Nile River Cruises are a perfect way to experience Egypt as a cruise will bring guests up close to some of the most ancient ruins of history.
Most Nile cruises are on smaller ships which can navigate into the smaller ports and guests will easily integrate with fellow travellers.
A Nile River Cruise adventure will take passengers to a world where landscapes have hardly changed since pharaohs ruled the land and where the locals still live along the shore in traditional mud brick houses just as they have done for the last five thousand years.
Cruisers will see that there's not much in the way of commercial boating, except for occasional self-propelled barges and the traditional feluccas, sailing vessels, used today to ferry tourists around on the Nile.
However, there are lots of river ships as more than 280 vessels currently cruise the waters between Luxor and Aswan, the site of the nation's best-preserved monuments, so it can get crowded during the high season (between early September and late May).
A Nile Cruise is the easiest way for tourists to experience the famous temples and tombs of Luxor, Karnak, Kom Ombo, Edfu, Dendera and the Valley of the Queens and Valley of the Kings.
The country of Egypt is most famous for the Nile and eighty million people live on four percent of the land, a green belt, up to nine miles wide, that follows the longest river in the world.
The Nile runs 4,184 miles in length and winds through nine nations, from Lake Victoria in Uganda to the Mediterranean Sea near Alexandria, Egypt.
The Nile flows south to north, unlike most other rivers and so Upper Egypt, the site of Nile river cruises, is in the southern part of the country and Lower Egypt is in the north.
Nile river cruises are generally between three to seven nights and are often packaged with a land based stay such as in Cairo which is a popular city for a pre or post cruise holiday.
Cairo is most famous for the pyramids and the Sphinx at Giza.
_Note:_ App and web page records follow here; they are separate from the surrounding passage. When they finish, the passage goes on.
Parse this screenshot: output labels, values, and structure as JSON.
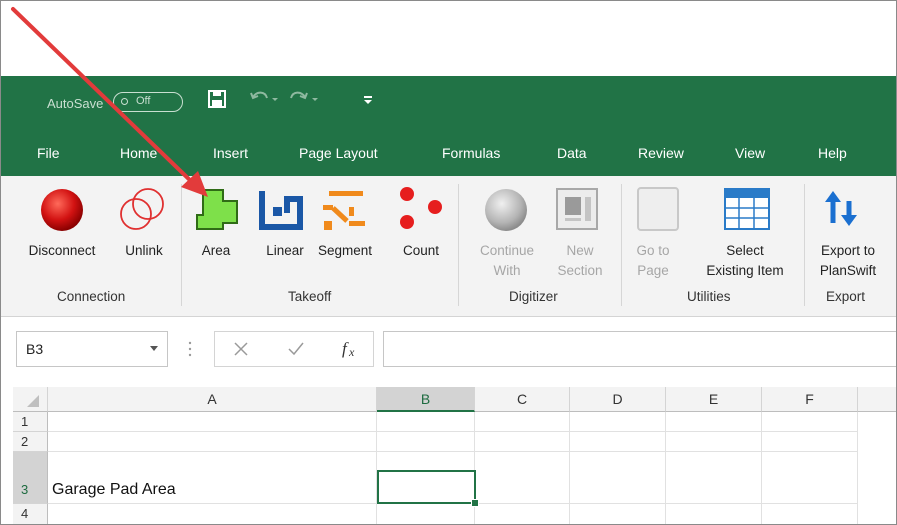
{
  "quick_access": {
    "autosave_label": "AutoSave",
    "autosave_state": "Off",
    "save_icon": "save-icon",
    "undo_icon": "undo-icon",
    "redo_icon": "redo-icon",
    "customize_icon": "customize-qat-icon"
  },
  "tabs": [
    "File",
    "Home",
    "Insert",
    "Page Layout",
    "Formulas",
    "Data",
    "Review",
    "View",
    "Help"
  ],
  "ribbon": {
    "groups": [
      {
        "label": "Connection",
        "buttons": [
          {
            "line1": "Disconnect",
            "line2": "",
            "icon": "disconnect-icon"
          },
          {
            "line1": "Unlink",
            "line2": "",
            "icon": "unlink-icon"
          }
        ]
      },
      {
        "label": "Takeoff",
        "buttons": [
          {
            "line1": "Area",
            "line2": "",
            "icon": "area-icon"
          },
          {
            "line1": "Linear",
            "line2": "",
            "icon": "linear-icon"
          },
          {
            "line1": "Segment",
            "line2": "",
            "icon": "segment-icon"
          },
          {
            "line1": "Count",
            "line2": "",
            "icon": "count-icon"
          }
        ]
      },
      {
        "label": "Digitizer",
        "buttons": [
          {
            "line1": "Continue",
            "line2": "With",
            "icon": "continue-with-icon",
            "disabled": true
          },
          {
            "line1": "New",
            "line2": "Section",
            "icon": "new-section-icon",
            "disabled": true
          }
        ]
      },
      {
        "label": "Utilities",
        "buttons": [
          {
            "line1": "Go to",
            "line2": "Page",
            "icon": "go-to-page-icon",
            "disabled": true
          },
          {
            "line1": "Select",
            "line2": "Existing Item",
            "icon": "select-existing-item-icon"
          }
        ]
      },
      {
        "label": "Export",
        "buttons": [
          {
            "line1": "Export to",
            "line2": "PlanSwift",
            "icon": "export-icon"
          }
        ]
      }
    ]
  },
  "formula_bar": {
    "name_box": "B3",
    "formula": ""
  },
  "sheet": {
    "columns": [
      "A",
      "B",
      "C",
      "D",
      "E",
      "F"
    ],
    "rows": [
      "1",
      "2",
      "3",
      "4"
    ],
    "selected_cell": "B3",
    "cells": {
      "A3": "Garage Pad Area"
    }
  },
  "colors": {
    "excel_green": "#217346",
    "ribbon_bg": "#f3f3f3",
    "arrow_red": "#e23b3b"
  }
}
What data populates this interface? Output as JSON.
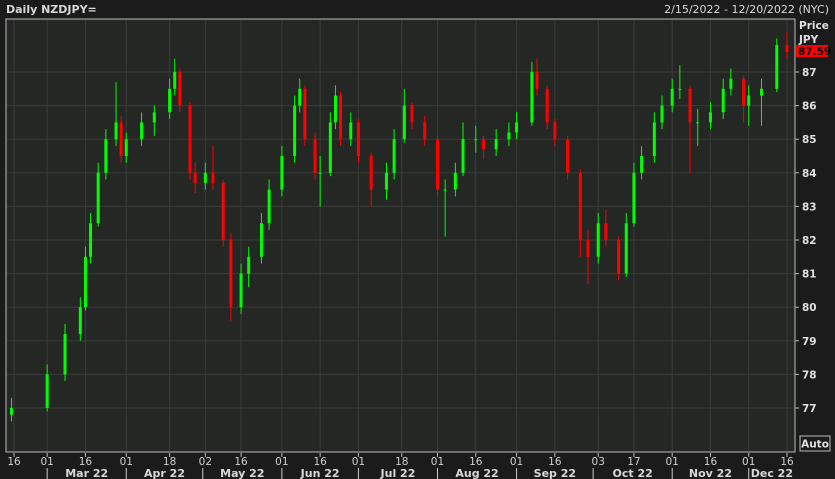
{
  "header": {
    "title": "Daily NZDJPY=",
    "range": "2/15/2022 - 12/20/2022 (NYC)"
  },
  "axis_panel": {
    "price_label": "Price",
    "currency": "JPY",
    "last_price": "87.59",
    "auto_button": "Auto"
  },
  "colors": {
    "up": "#00ff00",
    "down": "#ff0000",
    "background": "#1b1b1b",
    "plot": "#252725",
    "grid": "#3a3c3a",
    "last_price_bg": "#ff0000"
  },
  "chart_data": {
    "type": "candlestick",
    "title": "Daily NZDJPY=",
    "ylabel": "JPY",
    "ylim": [
      75.7,
      88.6
    ],
    "y_ticks": [
      77,
      78,
      79,
      80,
      81,
      82,
      83,
      84,
      85,
      86,
      87
    ],
    "grid": true,
    "x_ticks": [
      {
        "label": "16",
        "date": "2022-02-16"
      },
      {
        "label": "01",
        "date": "2022-03-01"
      },
      {
        "label": "16",
        "date": "2022-03-16"
      },
      {
        "label": "01",
        "date": "2022-04-01"
      },
      {
        "label": "18",
        "date": "2022-04-18"
      },
      {
        "label": "02",
        "date": "2022-05-02"
      },
      {
        "label": "16",
        "date": "2022-05-16"
      },
      {
        "label": "01",
        "date": "2022-06-01"
      },
      {
        "label": "16",
        "date": "2022-06-16"
      },
      {
        "label": "01",
        "date": "2022-07-01"
      },
      {
        "label": "18",
        "date": "2022-07-18"
      },
      {
        "label": "01",
        "date": "2022-08-01"
      },
      {
        "label": "16",
        "date": "2022-08-16"
      },
      {
        "label": "01",
        "date": "2022-09-01"
      },
      {
        "label": "16",
        "date": "2022-09-16"
      },
      {
        "label": "03",
        "date": "2022-10-03"
      },
      {
        "label": "17",
        "date": "2022-10-17"
      },
      {
        "label": "01",
        "date": "2022-11-01"
      },
      {
        "label": "16",
        "date": "2022-11-16"
      },
      {
        "label": "01",
        "date": "2022-12-01"
      },
      {
        "label": "16",
        "date": "2022-12-16"
      }
    ],
    "months": [
      {
        "label": "Mar 22",
        "start": "2022-03-01",
        "end": "2022-04-01"
      },
      {
        "label": "Apr 22",
        "start": "2022-04-01",
        "end": "2022-05-01"
      },
      {
        "label": "May 22",
        "start": "2022-05-01",
        "end": "2022-06-01"
      },
      {
        "label": "Jun 22",
        "start": "2022-06-01",
        "end": "2022-07-01"
      },
      {
        "label": "Jul 22",
        "start": "2022-07-01",
        "end": "2022-08-01"
      },
      {
        "label": "Aug 22",
        "start": "2022-08-01",
        "end": "2022-09-01"
      },
      {
        "label": "Sep 22",
        "start": "2022-09-01",
        "end": "2022-10-01"
      },
      {
        "label": "Oct 22",
        "start": "2022-10-01",
        "end": "2022-11-01"
      },
      {
        "label": "Nov 22",
        "start": "2022-11-01",
        "end": "2022-12-01"
      },
      {
        "label": "Dec 22",
        "start": "2022-12-01",
        "end": "2022-12-22"
      }
    ],
    "candle_fields": [
      "date",
      "open",
      "high",
      "low",
      "close"
    ],
    "candles": [
      [
        "2022-02-15",
        76.8,
        77.3,
        76.6,
        77.0
      ],
      [
        "2022-03-01",
        77.0,
        78.3,
        76.9,
        78.0
      ],
      [
        "2022-03-08",
        78.0,
        79.5,
        77.8,
        79.2
      ],
      [
        "2022-03-14",
        79.2,
        80.3,
        79.0,
        80.0
      ],
      [
        "2022-03-16",
        80.0,
        81.8,
        79.9,
        81.5
      ],
      [
        "2022-03-18",
        81.5,
        82.8,
        81.3,
        82.5
      ],
      [
        "2022-03-21",
        82.5,
        84.3,
        82.4,
        84.0
      ],
      [
        "2022-03-24",
        84.0,
        85.3,
        83.8,
        85.0
      ],
      [
        "2022-03-28",
        85.0,
        86.7,
        84.8,
        85.5
      ],
      [
        "2022-03-30",
        85.5,
        85.7,
        84.3,
        84.5
      ],
      [
        "2022-04-01",
        84.5,
        85.2,
        84.3,
        85.0
      ],
      [
        "2022-04-07",
        85.0,
        85.8,
        84.8,
        85.5
      ],
      [
        "2022-04-12",
        85.5,
        86.0,
        85.1,
        85.8
      ],
      [
        "2022-04-18",
        85.8,
        86.8,
        85.6,
        86.5
      ],
      [
        "2022-04-20",
        86.5,
        87.4,
        86.3,
        87.0
      ],
      [
        "2022-04-22",
        87.0,
        87.1,
        85.8,
        86.0
      ],
      [
        "2022-04-26",
        86.0,
        86.1,
        83.8,
        84.0
      ],
      [
        "2022-04-28",
        84.0,
        84.3,
        83.4,
        83.7
      ],
      [
        "2022-05-02",
        83.7,
        84.3,
        83.5,
        84.0
      ],
      [
        "2022-05-05",
        84.0,
        84.8,
        83.5,
        83.7
      ],
      [
        "2022-05-09",
        83.7,
        83.8,
        81.8,
        82.0
      ],
      [
        "2022-05-12",
        82.0,
        82.2,
        79.6,
        80.0
      ],
      [
        "2022-05-16",
        80.0,
        81.3,
        79.8,
        81.0
      ],
      [
        "2022-05-19",
        81.0,
        81.8,
        80.6,
        81.5
      ],
      [
        "2022-05-24",
        81.5,
        82.8,
        81.3,
        82.5
      ],
      [
        "2022-05-27",
        82.5,
        83.8,
        82.3,
        83.5
      ],
      [
        "2022-06-01",
        83.5,
        84.8,
        83.3,
        84.5
      ],
      [
        "2022-06-06",
        84.5,
        86.3,
        84.3,
        86.0
      ],
      [
        "2022-06-08",
        86.0,
        86.8,
        85.8,
        86.5
      ],
      [
        "2022-06-10",
        86.5,
        86.6,
        84.8,
        85.0
      ],
      [
        "2022-06-14",
        85.0,
        85.2,
        83.8,
        84.0
      ],
      [
        "2022-06-16",
        84.0,
        84.5,
        83.0,
        84.0
      ],
      [
        "2022-06-20",
        84.0,
        85.8,
        83.9,
        85.5
      ],
      [
        "2022-06-22",
        85.5,
        86.6,
        85.3,
        86.3
      ],
      [
        "2022-06-24",
        86.3,
        86.4,
        84.8,
        85.0
      ],
      [
        "2022-06-28",
        85.0,
        85.8,
        84.8,
        85.5
      ],
      [
        "2022-07-01",
        85.5,
        85.6,
        84.3,
        84.5
      ],
      [
        "2022-07-06",
        84.5,
        84.6,
        83.0,
        83.5
      ],
      [
        "2022-07-12",
        83.5,
        84.3,
        83.2,
        84.0
      ],
      [
        "2022-07-15",
        84.0,
        85.3,
        83.8,
        85.0
      ],
      [
        "2022-07-19",
        85.0,
        86.5,
        84.9,
        86.0
      ],
      [
        "2022-07-22",
        86.0,
        86.1,
        85.3,
        85.5
      ],
      [
        "2022-07-27",
        85.5,
        85.7,
        84.8,
        85.0
      ],
      [
        "2022-08-01",
        85.0,
        85.1,
        83.3,
        83.5
      ],
      [
        "2022-08-04",
        83.5,
        83.8,
        82.1,
        83.5
      ],
      [
        "2022-08-08",
        83.5,
        84.3,
        83.3,
        84.0
      ],
      [
        "2022-08-11",
        84.0,
        85.5,
        83.9,
        85.0
      ],
      [
        "2022-08-16",
        85.0,
        85.4,
        84.6,
        85.0
      ],
      [
        "2022-08-19",
        85.0,
        85.1,
        84.4,
        84.7
      ],
      [
        "2022-08-24",
        84.7,
        85.3,
        84.5,
        85.0
      ],
      [
        "2022-08-29",
        85.0,
        85.5,
        84.8,
        85.2
      ],
      [
        "2022-09-01",
        85.2,
        85.8,
        85.0,
        85.5
      ],
      [
        "2022-09-07",
        85.5,
        87.3,
        85.4,
        87.0
      ],
      [
        "2022-09-09",
        87.0,
        87.4,
        86.3,
        86.5
      ],
      [
        "2022-09-13",
        86.5,
        86.6,
        85.3,
        85.5
      ],
      [
        "2022-09-16",
        85.5,
        85.6,
        84.8,
        85.0
      ],
      [
        "2022-09-21",
        85.0,
        85.1,
        83.8,
        84.0
      ],
      [
        "2022-09-26",
        84.0,
        84.1,
        81.5,
        82.0
      ],
      [
        "2022-09-29",
        82.0,
        82.3,
        80.7,
        81.5
      ],
      [
        "2022-10-03",
        81.5,
        82.8,
        81.3,
        82.5
      ],
      [
        "2022-10-06",
        82.5,
        82.9,
        81.8,
        82.0
      ],
      [
        "2022-10-11",
        82.0,
        82.1,
        80.8,
        81.0
      ],
      [
        "2022-10-14",
        81.0,
        82.8,
        80.9,
        82.5
      ],
      [
        "2022-10-17",
        82.5,
        84.3,
        82.4,
        84.0
      ],
      [
        "2022-10-20",
        84.0,
        84.8,
        83.8,
        84.5
      ],
      [
        "2022-10-25",
        84.5,
        85.8,
        84.3,
        85.5
      ],
      [
        "2022-10-28",
        85.5,
        86.3,
        85.3,
        86.0
      ],
      [
        "2022-11-01",
        86.0,
        86.8,
        85.8,
        86.5
      ],
      [
        "2022-11-04",
        86.5,
        87.2,
        86.2,
        86.5
      ],
      [
        "2022-11-08",
        86.5,
        86.6,
        84.0,
        85.5
      ],
      [
        "2022-11-11",
        85.5,
        85.9,
        84.8,
        85.5
      ],
      [
        "2022-11-16",
        85.5,
        86.1,
        85.3,
        85.8
      ],
      [
        "2022-11-21",
        85.8,
        86.8,
        85.6,
        86.5
      ],
      [
        "2022-11-24",
        86.5,
        87.1,
        86.3,
        86.8
      ],
      [
        "2022-11-29",
        86.8,
        86.9,
        85.5,
        86.0
      ],
      [
        "2022-12-01",
        86.0,
        86.6,
        85.4,
        86.3
      ],
      [
        "2022-12-06",
        86.3,
        86.8,
        85.4,
        86.5
      ],
      [
        "2022-12-12",
        86.5,
        88.0,
        86.4,
        87.8
      ],
      [
        "2022-12-16",
        87.8,
        88.2,
        87.4,
        87.59
      ]
    ]
  }
}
Knowledgeable tour guides can explain the building process and history of the pyramids and local Bedouins sell their wares and offer camel rides in this area.
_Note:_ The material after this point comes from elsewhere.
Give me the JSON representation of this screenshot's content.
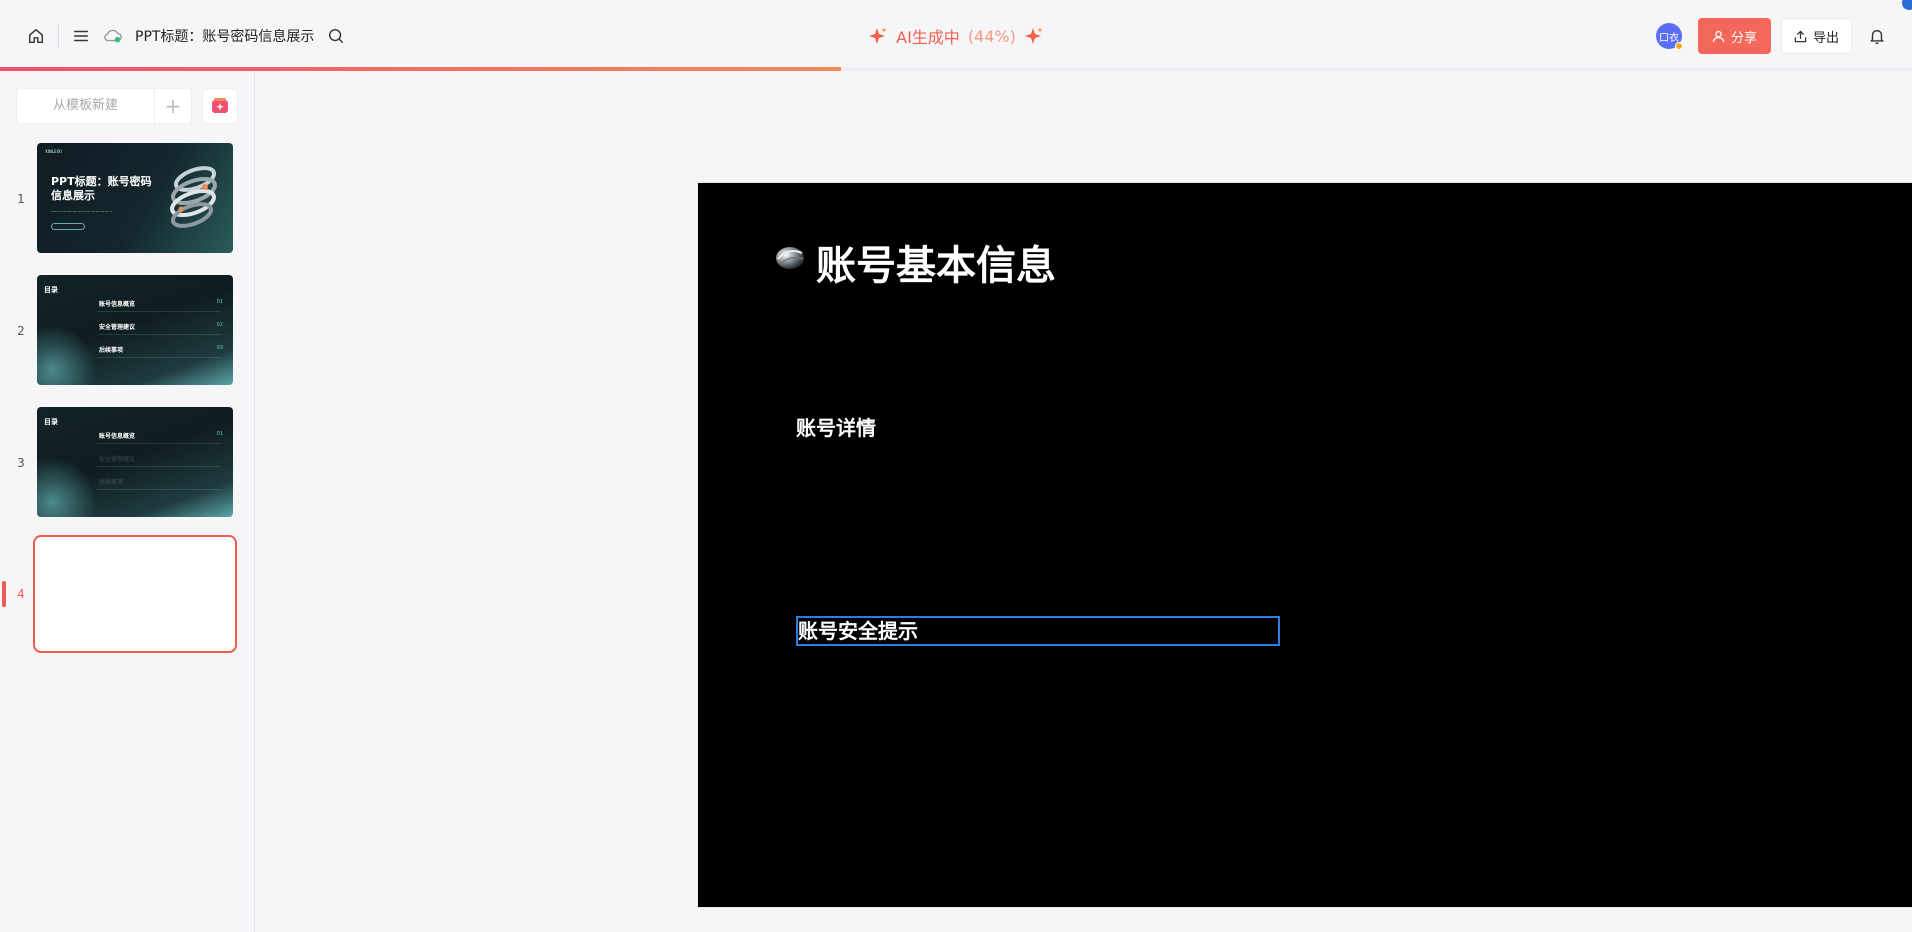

Nile River cruise vessels generally carry fewer than 140 passengers and feature more or less the same layout of four decks, plus a sun deck with a pool. There are restaurants and lounges, and cabins are air-conditioned with TV's, mini-bars and floor-to-ceiling windows that open.
It is recommended to book through a cruise specialist as the quality of vessel and service does vary greatly from ship to ship.
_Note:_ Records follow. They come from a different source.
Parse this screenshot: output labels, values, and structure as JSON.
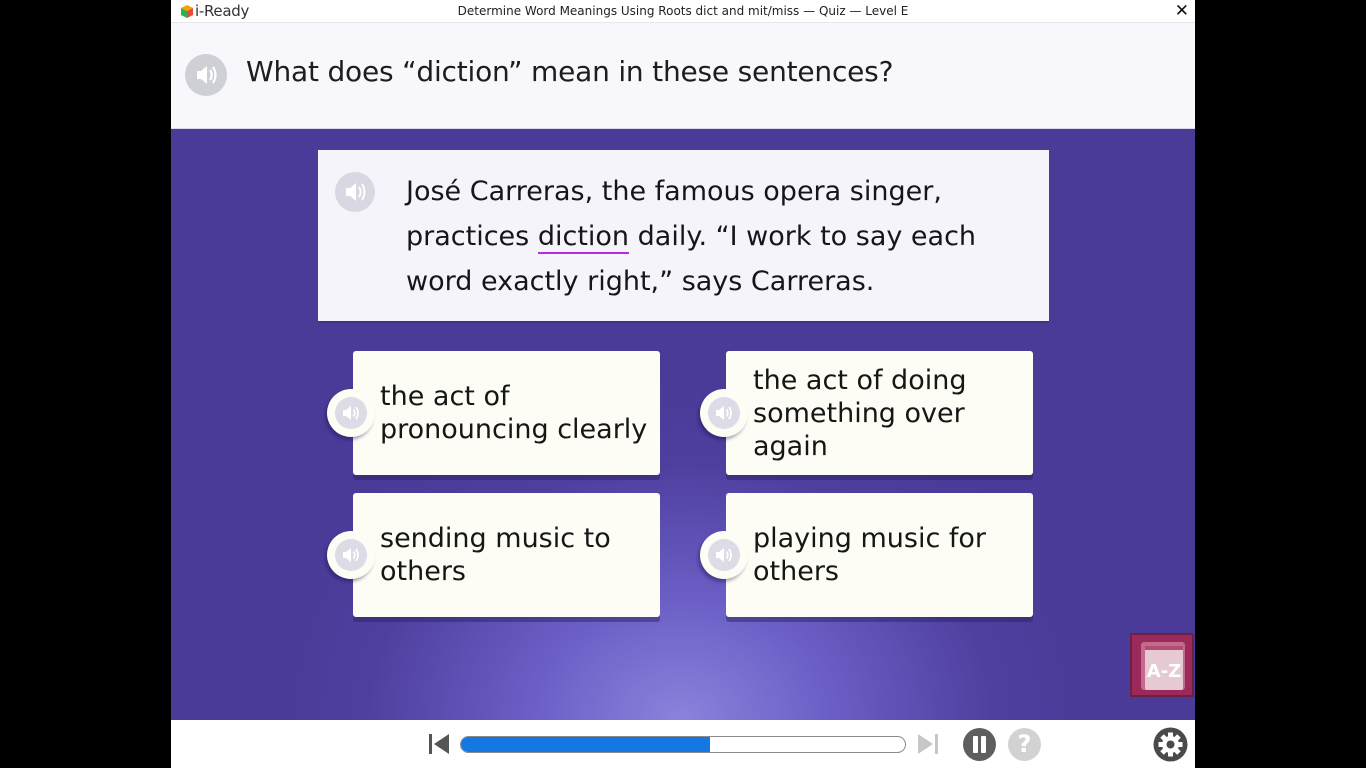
{
  "header": {
    "logo_text": "i-Ready",
    "lesson_title": "Determine Word Meanings Using Roots dict and mit/miss — Quiz — Level E",
    "close_glyph": "✕"
  },
  "question": {
    "text": "What does “diction” mean in these sentences?",
    "audio_icon": "speaker-icon"
  },
  "passage": {
    "before": "José Carreras, the famous opera singer, practices ",
    "target_word": "diction",
    "after": " daily. “I work to say each word exactly right,” says Carreras.",
    "underline_color": "#b82be0"
  },
  "answers": [
    {
      "label": "the act of pronouncing clearly"
    },
    {
      "label": "the act of doing something over again"
    },
    {
      "label": "sending music to others"
    },
    {
      "label": "playing music for others"
    }
  ],
  "glossary": {
    "label": "A-Z",
    "icon": "book-icon"
  },
  "footer": {
    "progress": 0.56,
    "help_glyph": "?",
    "progress_color": "#1477e2"
  },
  "colors": {
    "stage": "#4e3f9f",
    "card": "#fdfdf6",
    "glossary": "#9a2a5c"
  }
}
Different cruise durations are available and the major port stops include Luxor, Aswan, Esna, Edfu, and Kom Ombo and longer cruises may also call at Dendera and Qena. Onboard Nile cruise ships it is a completely different experience to more traditional cruise destinations with no glitz, casinos or Broadway-style shows and entertainment is based around two venues, the dining room and the top deck.
Dining is typically a buffet affair for breakfast and lunch, with a sampling of entrees served at dinner and the top deck is the place to sunbathe, read, take a dip, enjoy a beverage and take in the view.
The ships also have lounges, where port talks, lectures and crew shows are staged and the organised shore excursions are always first-rate with travel in modern buses and experienced guides.